Aaron Gustafson

My good friend Jeremy is incredibly excited about the Indie Web movement and I am right there with him. I love the idea of owning your content and then syndicating it out to social networks, photo sites, and the like. It makes complete sense… Web-based services have a habit of disappearing, so we shouldn’t rely on them. The only Web that is permanent is the one we control.

But going down this rabbit hole got me wondering how much do we really control? And beyond that, what do we own?

To borrow a quote from Mandy Brown (which also Jeremy referenced):

No one owns this domain but me, and no one but me can take it down. I will not wake up one morning to discover that my service has been “sunsetted” and I have some days or weeks to export my data (if I have that at all). These URLs will never break.

I don’t know if her statement is true. Idealistically, I want it to be true, but consider the following:

We rent domain names through registrars. We “purchase” domain names, but we must renew them from time to time to remain in control. Assuming you keep up the payments, they can still be seized for any number of reasons or they can be stolen. Or the registrar can go out of business and you have to scramble to move it to a new registrar. Most of us rent space on the Web. I can’t think of a single friend of mine who still personally hosts his or her website. As such, we are beholden to our hosts. Even if we keep on top of our payments, things can go wrong: They could crash or have another issue and lose all of our data. They could go under. Or they could simply lose your domain. Knowing all of this—and realizing that when I am dead and gone all of the content I created could be lost to the ether if my family doesn’t know how to keep things going or doesn’t care to keep making these payments—I am left wondering how do we achieve the permanence of print on the Web?

I don’t have any answers, so I pose it as an open question to the Indie Web community. If you have some thoughts, I encourage you to post them on your own site and use webmentions to add them to this page. Or you can default to the comments.

Aaron Gustafson

My good friend Jeremy is incredibly excited about the Indie Web movement and I am right there with him. I love the idea of owning your content and then syndicating it out to social networks, photo sites, and the like. It makes complete sense… Web-based services have a habit of disappearing, so we shouldn’t rely on them. The only Web that is permanent is the one we control.

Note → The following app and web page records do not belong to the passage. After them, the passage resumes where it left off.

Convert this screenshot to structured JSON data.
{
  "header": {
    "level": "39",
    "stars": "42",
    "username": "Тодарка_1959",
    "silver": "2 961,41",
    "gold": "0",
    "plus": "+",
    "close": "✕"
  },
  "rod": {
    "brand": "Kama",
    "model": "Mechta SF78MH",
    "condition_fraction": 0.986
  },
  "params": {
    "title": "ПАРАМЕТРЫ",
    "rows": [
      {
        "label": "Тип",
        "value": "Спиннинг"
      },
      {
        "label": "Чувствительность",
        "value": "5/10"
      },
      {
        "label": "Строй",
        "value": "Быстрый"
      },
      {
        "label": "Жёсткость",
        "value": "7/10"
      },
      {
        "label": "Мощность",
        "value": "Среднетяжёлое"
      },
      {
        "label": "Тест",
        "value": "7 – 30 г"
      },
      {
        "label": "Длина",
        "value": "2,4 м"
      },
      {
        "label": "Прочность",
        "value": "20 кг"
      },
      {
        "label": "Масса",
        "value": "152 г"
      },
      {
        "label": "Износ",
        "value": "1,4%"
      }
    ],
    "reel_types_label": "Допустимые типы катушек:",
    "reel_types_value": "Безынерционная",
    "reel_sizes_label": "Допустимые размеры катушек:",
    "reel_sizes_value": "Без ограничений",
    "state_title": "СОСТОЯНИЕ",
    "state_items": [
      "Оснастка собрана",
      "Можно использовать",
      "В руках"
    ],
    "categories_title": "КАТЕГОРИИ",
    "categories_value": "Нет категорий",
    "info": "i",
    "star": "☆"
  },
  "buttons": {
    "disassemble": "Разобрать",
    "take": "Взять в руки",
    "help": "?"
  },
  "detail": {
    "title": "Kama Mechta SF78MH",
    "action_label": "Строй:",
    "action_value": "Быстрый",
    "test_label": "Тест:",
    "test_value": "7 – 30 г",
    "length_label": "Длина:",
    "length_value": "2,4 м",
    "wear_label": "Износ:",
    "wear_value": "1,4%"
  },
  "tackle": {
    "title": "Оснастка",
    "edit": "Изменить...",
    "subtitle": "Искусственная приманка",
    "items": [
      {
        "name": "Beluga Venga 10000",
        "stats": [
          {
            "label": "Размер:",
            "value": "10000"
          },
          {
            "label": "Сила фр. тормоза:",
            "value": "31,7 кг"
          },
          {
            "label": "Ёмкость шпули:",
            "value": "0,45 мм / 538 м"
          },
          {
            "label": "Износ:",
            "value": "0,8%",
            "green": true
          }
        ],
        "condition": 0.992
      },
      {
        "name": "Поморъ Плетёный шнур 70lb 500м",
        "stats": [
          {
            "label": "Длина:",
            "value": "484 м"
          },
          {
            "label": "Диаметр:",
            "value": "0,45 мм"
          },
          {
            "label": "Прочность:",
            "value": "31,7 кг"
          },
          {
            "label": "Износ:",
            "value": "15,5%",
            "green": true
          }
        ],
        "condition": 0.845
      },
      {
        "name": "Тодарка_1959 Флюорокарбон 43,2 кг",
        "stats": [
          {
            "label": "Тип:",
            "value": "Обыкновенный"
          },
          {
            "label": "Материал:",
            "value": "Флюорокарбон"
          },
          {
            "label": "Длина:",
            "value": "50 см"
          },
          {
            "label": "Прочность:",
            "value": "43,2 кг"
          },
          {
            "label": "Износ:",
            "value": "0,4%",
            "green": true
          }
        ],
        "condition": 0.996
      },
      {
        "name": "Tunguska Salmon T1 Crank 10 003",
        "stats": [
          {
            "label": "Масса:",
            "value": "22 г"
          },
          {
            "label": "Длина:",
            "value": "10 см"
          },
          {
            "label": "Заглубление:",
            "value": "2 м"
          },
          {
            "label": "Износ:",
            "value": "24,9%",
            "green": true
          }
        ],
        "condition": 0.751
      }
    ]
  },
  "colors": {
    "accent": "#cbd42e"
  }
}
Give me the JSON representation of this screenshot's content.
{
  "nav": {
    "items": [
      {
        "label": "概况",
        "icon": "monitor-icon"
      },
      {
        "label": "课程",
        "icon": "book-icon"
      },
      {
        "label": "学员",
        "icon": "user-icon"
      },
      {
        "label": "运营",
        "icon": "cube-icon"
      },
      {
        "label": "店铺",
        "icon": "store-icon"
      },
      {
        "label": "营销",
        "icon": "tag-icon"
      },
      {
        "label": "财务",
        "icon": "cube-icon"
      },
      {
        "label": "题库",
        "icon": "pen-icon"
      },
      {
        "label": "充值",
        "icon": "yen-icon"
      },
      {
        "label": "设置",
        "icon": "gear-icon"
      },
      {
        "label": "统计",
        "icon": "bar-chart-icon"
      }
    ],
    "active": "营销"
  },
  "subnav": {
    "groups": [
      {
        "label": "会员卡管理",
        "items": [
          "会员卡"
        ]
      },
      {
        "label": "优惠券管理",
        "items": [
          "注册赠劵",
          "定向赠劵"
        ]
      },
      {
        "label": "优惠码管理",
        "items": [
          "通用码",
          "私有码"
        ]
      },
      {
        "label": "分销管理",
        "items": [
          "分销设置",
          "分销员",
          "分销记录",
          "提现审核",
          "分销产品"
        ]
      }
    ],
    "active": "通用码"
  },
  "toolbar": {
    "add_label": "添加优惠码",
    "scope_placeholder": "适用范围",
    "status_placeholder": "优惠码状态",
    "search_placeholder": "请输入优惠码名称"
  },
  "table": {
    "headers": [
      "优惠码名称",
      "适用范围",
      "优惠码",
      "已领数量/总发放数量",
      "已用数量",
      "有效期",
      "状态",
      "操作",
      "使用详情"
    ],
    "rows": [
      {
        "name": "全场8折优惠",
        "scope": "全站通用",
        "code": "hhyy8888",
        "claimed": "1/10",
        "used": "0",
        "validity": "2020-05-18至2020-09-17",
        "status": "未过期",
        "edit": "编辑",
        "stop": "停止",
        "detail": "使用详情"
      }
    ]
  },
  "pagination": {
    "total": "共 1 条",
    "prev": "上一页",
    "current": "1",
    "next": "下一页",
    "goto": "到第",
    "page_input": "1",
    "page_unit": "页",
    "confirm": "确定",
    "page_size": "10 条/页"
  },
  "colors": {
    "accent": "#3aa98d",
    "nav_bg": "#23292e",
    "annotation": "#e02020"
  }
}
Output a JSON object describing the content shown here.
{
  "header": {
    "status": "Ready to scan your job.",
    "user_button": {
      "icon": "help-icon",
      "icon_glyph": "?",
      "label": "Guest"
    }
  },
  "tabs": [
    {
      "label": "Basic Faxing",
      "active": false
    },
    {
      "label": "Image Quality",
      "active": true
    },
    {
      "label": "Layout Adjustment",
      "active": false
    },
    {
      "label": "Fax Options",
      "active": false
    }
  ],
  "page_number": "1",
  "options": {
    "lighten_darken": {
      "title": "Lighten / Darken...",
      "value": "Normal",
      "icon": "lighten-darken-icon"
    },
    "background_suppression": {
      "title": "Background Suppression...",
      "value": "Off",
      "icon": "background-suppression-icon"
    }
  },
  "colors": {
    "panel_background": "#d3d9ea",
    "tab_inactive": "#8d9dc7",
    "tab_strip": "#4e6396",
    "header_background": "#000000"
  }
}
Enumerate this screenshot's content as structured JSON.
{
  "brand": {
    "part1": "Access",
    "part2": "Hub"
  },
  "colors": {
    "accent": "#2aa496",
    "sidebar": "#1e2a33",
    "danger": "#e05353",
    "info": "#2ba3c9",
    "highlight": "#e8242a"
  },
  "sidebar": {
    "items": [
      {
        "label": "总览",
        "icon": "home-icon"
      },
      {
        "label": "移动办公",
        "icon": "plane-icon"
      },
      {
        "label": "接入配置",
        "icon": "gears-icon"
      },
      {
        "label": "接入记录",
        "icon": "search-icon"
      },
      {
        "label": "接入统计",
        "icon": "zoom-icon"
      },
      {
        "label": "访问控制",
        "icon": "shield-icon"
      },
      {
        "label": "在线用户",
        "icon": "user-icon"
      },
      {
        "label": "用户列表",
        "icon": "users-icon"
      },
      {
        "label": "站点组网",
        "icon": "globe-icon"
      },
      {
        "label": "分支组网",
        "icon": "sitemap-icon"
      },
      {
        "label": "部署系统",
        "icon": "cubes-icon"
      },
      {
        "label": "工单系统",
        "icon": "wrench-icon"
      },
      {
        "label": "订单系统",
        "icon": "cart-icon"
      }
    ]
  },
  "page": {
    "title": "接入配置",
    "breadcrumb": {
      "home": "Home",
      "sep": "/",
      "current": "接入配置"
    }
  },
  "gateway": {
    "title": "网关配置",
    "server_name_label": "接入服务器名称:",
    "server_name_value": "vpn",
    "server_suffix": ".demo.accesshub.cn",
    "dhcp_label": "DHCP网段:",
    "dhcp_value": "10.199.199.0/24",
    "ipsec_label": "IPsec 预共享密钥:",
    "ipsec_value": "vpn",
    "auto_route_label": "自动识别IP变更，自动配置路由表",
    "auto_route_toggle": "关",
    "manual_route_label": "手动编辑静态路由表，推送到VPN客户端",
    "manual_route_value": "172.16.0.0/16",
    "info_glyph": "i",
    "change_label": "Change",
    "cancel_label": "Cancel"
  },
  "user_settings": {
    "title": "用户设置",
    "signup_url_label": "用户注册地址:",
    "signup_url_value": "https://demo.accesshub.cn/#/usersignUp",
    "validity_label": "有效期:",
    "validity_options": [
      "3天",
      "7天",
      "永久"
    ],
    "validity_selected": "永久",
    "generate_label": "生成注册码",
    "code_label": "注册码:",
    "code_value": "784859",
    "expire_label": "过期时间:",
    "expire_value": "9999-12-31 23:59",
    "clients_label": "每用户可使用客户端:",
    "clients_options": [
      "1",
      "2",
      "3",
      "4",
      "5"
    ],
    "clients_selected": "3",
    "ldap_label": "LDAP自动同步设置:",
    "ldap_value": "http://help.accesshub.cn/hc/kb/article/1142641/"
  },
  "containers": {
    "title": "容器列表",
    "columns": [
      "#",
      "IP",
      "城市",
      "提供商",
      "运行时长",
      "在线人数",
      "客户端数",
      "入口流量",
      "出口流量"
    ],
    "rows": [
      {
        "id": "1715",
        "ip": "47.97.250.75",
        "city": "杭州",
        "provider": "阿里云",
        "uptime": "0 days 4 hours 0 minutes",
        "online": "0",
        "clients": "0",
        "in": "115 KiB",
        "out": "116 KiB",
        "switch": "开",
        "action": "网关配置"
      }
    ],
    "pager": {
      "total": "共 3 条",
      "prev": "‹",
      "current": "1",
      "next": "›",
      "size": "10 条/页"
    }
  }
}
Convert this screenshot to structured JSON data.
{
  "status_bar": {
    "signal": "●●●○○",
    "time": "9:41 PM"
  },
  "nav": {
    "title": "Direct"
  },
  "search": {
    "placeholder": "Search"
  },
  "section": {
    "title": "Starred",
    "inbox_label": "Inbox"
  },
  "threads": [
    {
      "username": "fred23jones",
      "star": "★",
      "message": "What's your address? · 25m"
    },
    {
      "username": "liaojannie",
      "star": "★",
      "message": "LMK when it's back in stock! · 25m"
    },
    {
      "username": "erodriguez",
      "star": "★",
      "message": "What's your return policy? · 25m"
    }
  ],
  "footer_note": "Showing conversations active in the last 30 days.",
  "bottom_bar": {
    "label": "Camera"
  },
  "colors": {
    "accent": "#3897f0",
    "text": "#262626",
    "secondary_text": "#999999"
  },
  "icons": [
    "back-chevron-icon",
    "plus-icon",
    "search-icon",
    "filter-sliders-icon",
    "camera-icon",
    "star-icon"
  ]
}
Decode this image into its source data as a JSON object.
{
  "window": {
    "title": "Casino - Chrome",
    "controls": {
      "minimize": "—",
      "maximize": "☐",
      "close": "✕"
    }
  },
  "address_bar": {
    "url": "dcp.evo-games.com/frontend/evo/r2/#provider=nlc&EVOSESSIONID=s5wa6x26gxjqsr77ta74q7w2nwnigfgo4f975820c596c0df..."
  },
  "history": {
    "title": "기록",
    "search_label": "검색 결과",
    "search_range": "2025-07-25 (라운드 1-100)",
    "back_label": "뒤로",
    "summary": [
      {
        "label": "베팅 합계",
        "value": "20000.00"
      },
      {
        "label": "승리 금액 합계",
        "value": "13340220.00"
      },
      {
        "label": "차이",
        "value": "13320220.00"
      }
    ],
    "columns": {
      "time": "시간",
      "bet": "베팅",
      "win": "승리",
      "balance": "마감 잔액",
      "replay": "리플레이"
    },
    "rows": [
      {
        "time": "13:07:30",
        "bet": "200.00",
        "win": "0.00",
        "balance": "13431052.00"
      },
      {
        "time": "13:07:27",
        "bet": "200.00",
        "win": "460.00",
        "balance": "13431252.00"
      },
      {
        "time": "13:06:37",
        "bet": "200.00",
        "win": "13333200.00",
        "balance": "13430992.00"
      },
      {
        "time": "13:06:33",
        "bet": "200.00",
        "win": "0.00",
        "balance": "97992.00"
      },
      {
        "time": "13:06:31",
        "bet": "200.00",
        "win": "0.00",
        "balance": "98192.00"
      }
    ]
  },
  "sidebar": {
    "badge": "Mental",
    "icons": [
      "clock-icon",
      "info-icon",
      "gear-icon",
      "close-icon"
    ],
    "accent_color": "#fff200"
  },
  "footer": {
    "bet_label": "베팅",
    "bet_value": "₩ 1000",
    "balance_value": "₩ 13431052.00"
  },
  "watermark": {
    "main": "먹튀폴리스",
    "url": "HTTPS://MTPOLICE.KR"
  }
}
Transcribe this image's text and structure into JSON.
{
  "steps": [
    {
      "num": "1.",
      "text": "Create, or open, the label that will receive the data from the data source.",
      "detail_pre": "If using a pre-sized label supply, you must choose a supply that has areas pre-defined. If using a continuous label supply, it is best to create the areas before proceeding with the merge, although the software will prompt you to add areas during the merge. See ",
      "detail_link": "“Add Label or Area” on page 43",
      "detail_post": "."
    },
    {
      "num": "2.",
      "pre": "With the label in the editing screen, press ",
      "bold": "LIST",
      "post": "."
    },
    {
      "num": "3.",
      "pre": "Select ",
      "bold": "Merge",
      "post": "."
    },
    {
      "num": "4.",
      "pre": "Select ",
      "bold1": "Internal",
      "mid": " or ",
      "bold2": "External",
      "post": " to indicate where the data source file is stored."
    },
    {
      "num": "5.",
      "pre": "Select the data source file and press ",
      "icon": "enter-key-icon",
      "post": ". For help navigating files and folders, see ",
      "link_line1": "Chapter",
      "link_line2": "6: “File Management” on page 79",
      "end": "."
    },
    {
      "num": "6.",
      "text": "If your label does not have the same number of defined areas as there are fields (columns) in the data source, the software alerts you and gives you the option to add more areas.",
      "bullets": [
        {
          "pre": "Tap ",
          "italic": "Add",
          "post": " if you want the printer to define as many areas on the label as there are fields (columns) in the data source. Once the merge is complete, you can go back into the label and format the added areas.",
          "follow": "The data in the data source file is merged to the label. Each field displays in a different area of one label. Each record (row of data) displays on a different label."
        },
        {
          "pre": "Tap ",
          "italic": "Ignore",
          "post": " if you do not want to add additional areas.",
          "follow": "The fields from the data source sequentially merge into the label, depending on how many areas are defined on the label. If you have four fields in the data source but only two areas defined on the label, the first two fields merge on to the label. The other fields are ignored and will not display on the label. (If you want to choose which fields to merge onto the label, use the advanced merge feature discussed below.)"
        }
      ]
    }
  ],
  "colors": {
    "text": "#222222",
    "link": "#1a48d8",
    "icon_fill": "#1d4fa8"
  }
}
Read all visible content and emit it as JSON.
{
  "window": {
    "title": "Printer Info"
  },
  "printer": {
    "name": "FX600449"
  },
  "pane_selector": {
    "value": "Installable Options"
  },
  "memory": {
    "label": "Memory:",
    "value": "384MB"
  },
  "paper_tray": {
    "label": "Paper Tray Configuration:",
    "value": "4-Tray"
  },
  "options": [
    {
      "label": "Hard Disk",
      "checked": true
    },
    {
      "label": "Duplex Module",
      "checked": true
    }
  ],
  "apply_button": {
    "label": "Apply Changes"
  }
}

But going down this rabbit hole got me wondering how much do we really control? And beyond that, what do we own?

To borrow a quote from Mandy Brown (which also Jeremy referenced):

No one owns this domain but me, and no one but me can take it down. I will not wake up one morning to discover that my service has been “sunsetted” and I have some days or weeks to export my data (if I have that at all). These URLs will never break.

I don’t know if her statement is true. Idealistically, I want it to be true, but consider the following:

  1. We rent domain names through registrars. We “purchase” domain names, but we must renew them from time to time to remain in control. Assuming you keep up the payments, they can still be seized for any number of reasons or they can be stolen. Or the registrar can go out of business and you have to scramble to move it to a new registrar.
  2. Most of us rent space on the Web. I can’t think of a single friend of mine who still personally hosts his or her website. As such, we are beholden to our hosts. Even if we keep on top of our payments, things can go wrong: They could crash or have another issue and lose all of our data. They could go under. Or they could simply lose your domain.

Knowing all of this—and realizing that when I am dead and gone all of the content I created could be lost to the ether if my family doesn’t know how to keep things going or doesn’t care to keep making these payments—I am left wondering how do we achieve the permanence of print on the Web?

I don’t have any answers, so I pose it as an open question to the Indie Web community. If you have some thoughts, I encourage you to post them on your own site and use webmentions to add them to this page. Or you can default to the comments.